The first written record of consuming ume is from the 700s AD, when they were eaten as snacks. Around 1000 AD, they are recorded as having been used medicinally. By 1200 or so, ume were part of ceremonial meals for the warrior class, and were useful in rations for their energy-giving properties.

Finally around the 1700s, commoners had access to ume as a regular ingredient. In the late 1800s, during a cholera outbreak, their antibacterial properties continued to be discovered and applied.

In 1901, a farmer in Kami-Minabe Village named Mr. Takada planted 60 ume seeds. One of those trees had a gene mutation and became the first Nanko-ume.

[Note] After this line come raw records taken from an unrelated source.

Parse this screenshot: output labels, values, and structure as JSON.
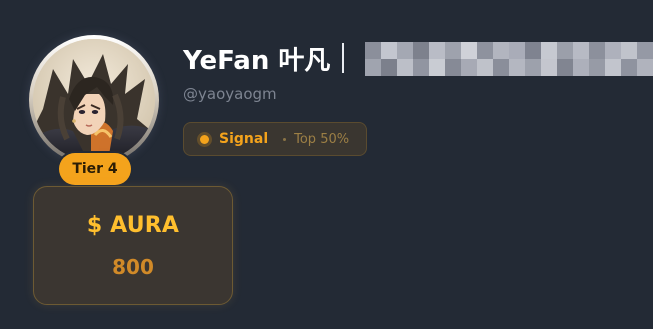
{
  "profile": {
    "display_name": "YeFan 叶凡",
    "handle": "@yaoyaogm",
    "tier_label": "Tier 4",
    "avatar_icon": "anime-portrait-avatar"
  },
  "signal": {
    "label": "Signal",
    "rank": "Top 50%",
    "dot_color": "#f4a31c"
  },
  "aura": {
    "title": "$ AURA",
    "value": "800"
  },
  "colors": {
    "background": "#232a35",
    "accent": "#f4a31c",
    "aura_title": "#ffbf2e",
    "aura_value": "#d18a28"
  },
  "redacted_name_tiles": [
    "#8b8f9b",
    "#c3c6cf",
    "#a4a8b3",
    "#7d818d",
    "#b9bcc6",
    "#9ea2ad",
    "#cfd1d8",
    "#8e929e",
    "#b2b5bf",
    "#a9acb8",
    "#7f8390",
    "#c6c9d1",
    "#9b9faa",
    "#b7bac4",
    "#8c909c",
    "#aeb1bc",
    "#c0c3cb",
    "#9599a5",
    "#a0a4af",
    "#7c808c",
    "#bcbfc8",
    "#9195a1",
    "#c9ccd3",
    "#868a96",
    "#a7aab5",
    "#bfc2ca",
    "#8a8e9a",
    "#b4b7c1",
    "#9da1ac",
    "#c4c6ce",
    "#818591",
    "#adb0bb",
    "#979ba6",
    "#c2c5cd",
    "#8f939f",
    "#b0b3bd"
  ]
}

The variety was guarded until 1931, when a Mr. Koyama received 60 branches for grafting. In 1950 an association was formed to choose the best ume variety, and they chose the Takada ume, renaming it with one character from Mr. Takadas name and characters from Minabe High School, which cooperated in cultivating it. Nanko-ume are large, with a thin and soft skin. They ripen with an increase in fruit flavor and aroma, so are best suited for making delicious umeboshi and umeshu.

The breeder’s right has expired so anyone may grow Nanko-ume. The best ones grow in Wakayama and are synonymous with this area.